■ Records for this exercise:
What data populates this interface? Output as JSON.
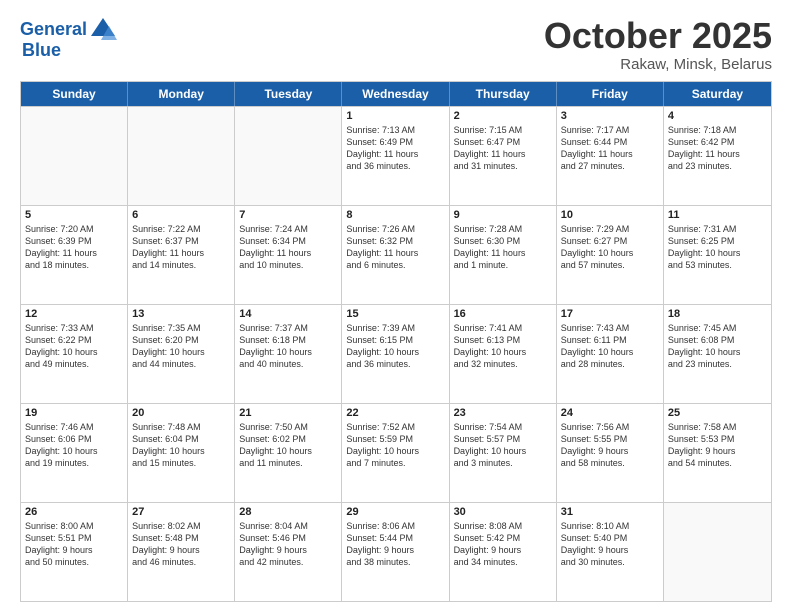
{
  "header": {
    "logo_line1": "General",
    "logo_line2": "Blue",
    "title": "October 2025",
    "subtitle": "Rakaw, Minsk, Belarus"
  },
  "weekdays": [
    "Sunday",
    "Monday",
    "Tuesday",
    "Wednesday",
    "Thursday",
    "Friday",
    "Saturday"
  ],
  "rows": [
    [
      {
        "day": "",
        "info": ""
      },
      {
        "day": "",
        "info": ""
      },
      {
        "day": "",
        "info": ""
      },
      {
        "day": "1",
        "info": "Sunrise: 7:13 AM\nSunset: 6:49 PM\nDaylight: 11 hours\nand 36 minutes."
      },
      {
        "day": "2",
        "info": "Sunrise: 7:15 AM\nSunset: 6:47 PM\nDaylight: 11 hours\nand 31 minutes."
      },
      {
        "day": "3",
        "info": "Sunrise: 7:17 AM\nSunset: 6:44 PM\nDaylight: 11 hours\nand 27 minutes."
      },
      {
        "day": "4",
        "info": "Sunrise: 7:18 AM\nSunset: 6:42 PM\nDaylight: 11 hours\nand 23 minutes."
      }
    ],
    [
      {
        "day": "5",
        "info": "Sunrise: 7:20 AM\nSunset: 6:39 PM\nDaylight: 11 hours\nand 18 minutes."
      },
      {
        "day": "6",
        "info": "Sunrise: 7:22 AM\nSunset: 6:37 PM\nDaylight: 11 hours\nand 14 minutes."
      },
      {
        "day": "7",
        "info": "Sunrise: 7:24 AM\nSunset: 6:34 PM\nDaylight: 11 hours\nand 10 minutes."
      },
      {
        "day": "8",
        "info": "Sunrise: 7:26 AM\nSunset: 6:32 PM\nDaylight: 11 hours\nand 6 minutes."
      },
      {
        "day": "9",
        "info": "Sunrise: 7:28 AM\nSunset: 6:30 PM\nDaylight: 11 hours\nand 1 minute."
      },
      {
        "day": "10",
        "info": "Sunrise: 7:29 AM\nSunset: 6:27 PM\nDaylight: 10 hours\nand 57 minutes."
      },
      {
        "day": "11",
        "info": "Sunrise: 7:31 AM\nSunset: 6:25 PM\nDaylight: 10 hours\nand 53 minutes."
      }
    ],
    [
      {
        "day": "12",
        "info": "Sunrise: 7:33 AM\nSunset: 6:22 PM\nDaylight: 10 hours\nand 49 minutes."
      },
      {
        "day": "13",
        "info": "Sunrise: 7:35 AM\nSunset: 6:20 PM\nDaylight: 10 hours\nand 44 minutes."
      },
      {
        "day": "14",
        "info": "Sunrise: 7:37 AM\nSunset: 6:18 PM\nDaylight: 10 hours\nand 40 minutes."
      },
      {
        "day": "15",
        "info": "Sunrise: 7:39 AM\nSunset: 6:15 PM\nDaylight: 10 hours\nand 36 minutes."
      },
      {
        "day": "16",
        "info": "Sunrise: 7:41 AM\nSunset: 6:13 PM\nDaylight: 10 hours\nand 32 minutes."
      },
      {
        "day": "17",
        "info": "Sunrise: 7:43 AM\nSunset: 6:11 PM\nDaylight: 10 hours\nand 28 minutes."
      },
      {
        "day": "18",
        "info": "Sunrise: 7:45 AM\nSunset: 6:08 PM\nDaylight: 10 hours\nand 23 minutes."
      }
    ],
    [
      {
        "day": "19",
        "info": "Sunrise: 7:46 AM\nSunset: 6:06 PM\nDaylight: 10 hours\nand 19 minutes."
      },
      {
        "day": "20",
        "info": "Sunrise: 7:48 AM\nSunset: 6:04 PM\nDaylight: 10 hours\nand 15 minutes."
      },
      {
        "day": "21",
        "info": "Sunrise: 7:50 AM\nSunset: 6:02 PM\nDaylight: 10 hours\nand 11 minutes."
      },
      {
        "day": "22",
        "info": "Sunrise: 7:52 AM\nSunset: 5:59 PM\nDaylight: 10 hours\nand 7 minutes."
      },
      {
        "day": "23",
        "info": "Sunrise: 7:54 AM\nSunset: 5:57 PM\nDaylight: 10 hours\nand 3 minutes."
      },
      {
        "day": "24",
        "info": "Sunrise: 7:56 AM\nSunset: 5:55 PM\nDaylight: 9 hours\nand 58 minutes."
      },
      {
        "day": "25",
        "info": "Sunrise: 7:58 AM\nSunset: 5:53 PM\nDaylight: 9 hours\nand 54 minutes."
      }
    ],
    [
      {
        "day": "26",
        "info": "Sunrise: 8:00 AM\nSunset: 5:51 PM\nDaylight: 9 hours\nand 50 minutes."
      },
      {
        "day": "27",
        "info": "Sunrise: 8:02 AM\nSunset: 5:48 PM\nDaylight: 9 hours\nand 46 minutes."
      },
      {
        "day": "28",
        "info": "Sunrise: 8:04 AM\nSunset: 5:46 PM\nDaylight: 9 hours\nand 42 minutes."
      },
      {
        "day": "29",
        "info": "Sunrise: 8:06 AM\nSunset: 5:44 PM\nDaylight: 9 hours\nand 38 minutes."
      },
      {
        "day": "30",
        "info": "Sunrise: 8:08 AM\nSunset: 5:42 PM\nDaylight: 9 hours\nand 34 minutes."
      },
      {
        "day": "31",
        "info": "Sunrise: 8:10 AM\nSunset: 5:40 PM\nDaylight: 9 hours\nand 30 minutes."
      },
      {
        "day": "",
        "info": ""
      }
    ]
  ]
}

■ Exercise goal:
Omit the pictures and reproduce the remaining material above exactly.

■ Expected output:
What data populates this interface? Output as JSON.
{
  "header": {
    "logo_line1": "General",
    "logo_line2": "Blue",
    "title": "October 2025",
    "subtitle": "Rakaw, Minsk, Belarus"
  },
  "weekdays": [
    "Sunday",
    "Monday",
    "Tuesday",
    "Wednesday",
    "Thursday",
    "Friday",
    "Saturday"
  ],
  "rows": [
    [
      {
        "day": "",
        "info": ""
      },
      {
        "day": "",
        "info": ""
      },
      {
        "day": "",
        "info": ""
      },
      {
        "day": "1",
        "info": "Sunrise: 7:13 AM\nSunset: 6:49 PM\nDaylight: 11 hours\nand 36 minutes."
      },
      {
        "day": "2",
        "info": "Sunrise: 7:15 AM\nSunset: 6:47 PM\nDaylight: 11 hours\nand 31 minutes."
      },
      {
        "day": "3",
        "info": "Sunrise: 7:17 AM\nSunset: 6:44 PM\nDaylight: 11 hours\nand 27 minutes."
      },
      {
        "day": "4",
        "info": "Sunrise: 7:18 AM\nSunset: 6:42 PM\nDaylight: 11 hours\nand 23 minutes."
      }
    ],
    [
      {
        "day": "5",
        "info": "Sunrise: 7:20 AM\nSunset: 6:39 PM\nDaylight: 11 hours\nand 18 minutes."
      },
      {
        "day": "6",
        "info": "Sunrise: 7:22 AM\nSunset: 6:37 PM\nDaylight: 11 hours\nand 14 minutes."
      },
      {
        "day": "7",
        "info": "Sunrise: 7:24 AM\nSunset: 6:34 PM\nDaylight: 11 hours\nand 10 minutes."
      },
      {
        "day": "8",
        "info": "Sunrise: 7:26 AM\nSunset: 6:32 PM\nDaylight: 11 hours\nand 6 minutes."
      },
      {
        "day": "9",
        "info": "Sunrise: 7:28 AM\nSunset: 6:30 PM\nDaylight: 11 hours\nand 1 minute."
      },
      {
        "day": "10",
        "info": "Sunrise: 7:29 AM\nSunset: 6:27 PM\nDaylight: 10 hours\nand 57 minutes."
      },
      {
        "day": "11",
        "info": "Sunrise: 7:31 AM\nSunset: 6:25 PM\nDaylight: 10 hours\nand 53 minutes."
      }
    ],
    [
      {
        "day": "12",
        "info": "Sunrise: 7:33 AM\nSunset: 6:22 PM\nDaylight: 10 hours\nand 49 minutes."
      },
      {
        "day": "13",
        "info": "Sunrise: 7:35 AM\nSunset: 6:20 PM\nDaylight: 10 hours\nand 44 minutes."
      },
      {
        "day": "14",
        "info": "Sunrise: 7:37 AM\nSunset: 6:18 PM\nDaylight: 10 hours\nand 40 minutes."
      },
      {
        "day": "15",
        "info": "Sunrise: 7:39 AM\nSunset: 6:15 PM\nDaylight: 10 hours\nand 36 minutes."
      },
      {
        "day": "16",
        "info": "Sunrise: 7:41 AM\nSunset: 6:13 PM\nDaylight: 10 hours\nand 32 minutes."
      },
      {
        "day": "17",
        "info": "Sunrise: 7:43 AM\nSunset: 6:11 PM\nDaylight: 10 hours\nand 28 minutes."
      },
      {
        "day": "18",
        "info": "Sunrise: 7:45 AM\nSunset: 6:08 PM\nDaylight: 10 hours\nand 23 minutes."
      }
    ],
    [
      {
        "day": "19",
        "info": "Sunrise: 7:46 AM\nSunset: 6:06 PM\nDaylight: 10 hours\nand 19 minutes."
      },
      {
        "day": "20",
        "info": "Sunrise: 7:48 AM\nSunset: 6:04 PM\nDaylight: 10 hours\nand 15 minutes."
      },
      {
        "day": "21",
        "info": "Sunrise: 7:50 AM\nSunset: 6:02 PM\nDaylight: 10 hours\nand 11 minutes."
      },
      {
        "day": "22",
        "info": "Sunrise: 7:52 AM\nSunset: 5:59 PM\nDaylight: 10 hours\nand 7 minutes."
      },
      {
        "day": "23",
        "info": "Sunrise: 7:54 AM\nSunset: 5:57 PM\nDaylight: 10 hours\nand 3 minutes."
      },
      {
        "day": "24",
        "info": "Sunrise: 7:56 AM\nSunset: 5:55 PM\nDaylight: 9 hours\nand 58 minutes."
      },
      {
        "day": "25",
        "info": "Sunrise: 7:58 AM\nSunset: 5:53 PM\nDaylight: 9 hours\nand 54 minutes."
      }
    ],
    [
      {
        "day": "26",
        "info": "Sunrise: 8:00 AM\nSunset: 5:51 PM\nDaylight: 9 hours\nand 50 minutes."
      },
      {
        "day": "27",
        "info": "Sunrise: 8:02 AM\nSunset: 5:48 PM\nDaylight: 9 hours\nand 46 minutes."
      },
      {
        "day": "28",
        "info": "Sunrise: 8:04 AM\nSunset: 5:46 PM\nDaylight: 9 hours\nand 42 minutes."
      },
      {
        "day": "29",
        "info": "Sunrise: 8:06 AM\nSunset: 5:44 PM\nDaylight: 9 hours\nand 38 minutes."
      },
      {
        "day": "30",
        "info": "Sunrise: 8:08 AM\nSunset: 5:42 PM\nDaylight: 9 hours\nand 34 minutes."
      },
      {
        "day": "31",
        "info": "Sunrise: 8:10 AM\nSunset: 5:40 PM\nDaylight: 9 hours\nand 30 minutes."
      },
      {
        "day": "",
        "info": ""
      }
    ]
  ]
}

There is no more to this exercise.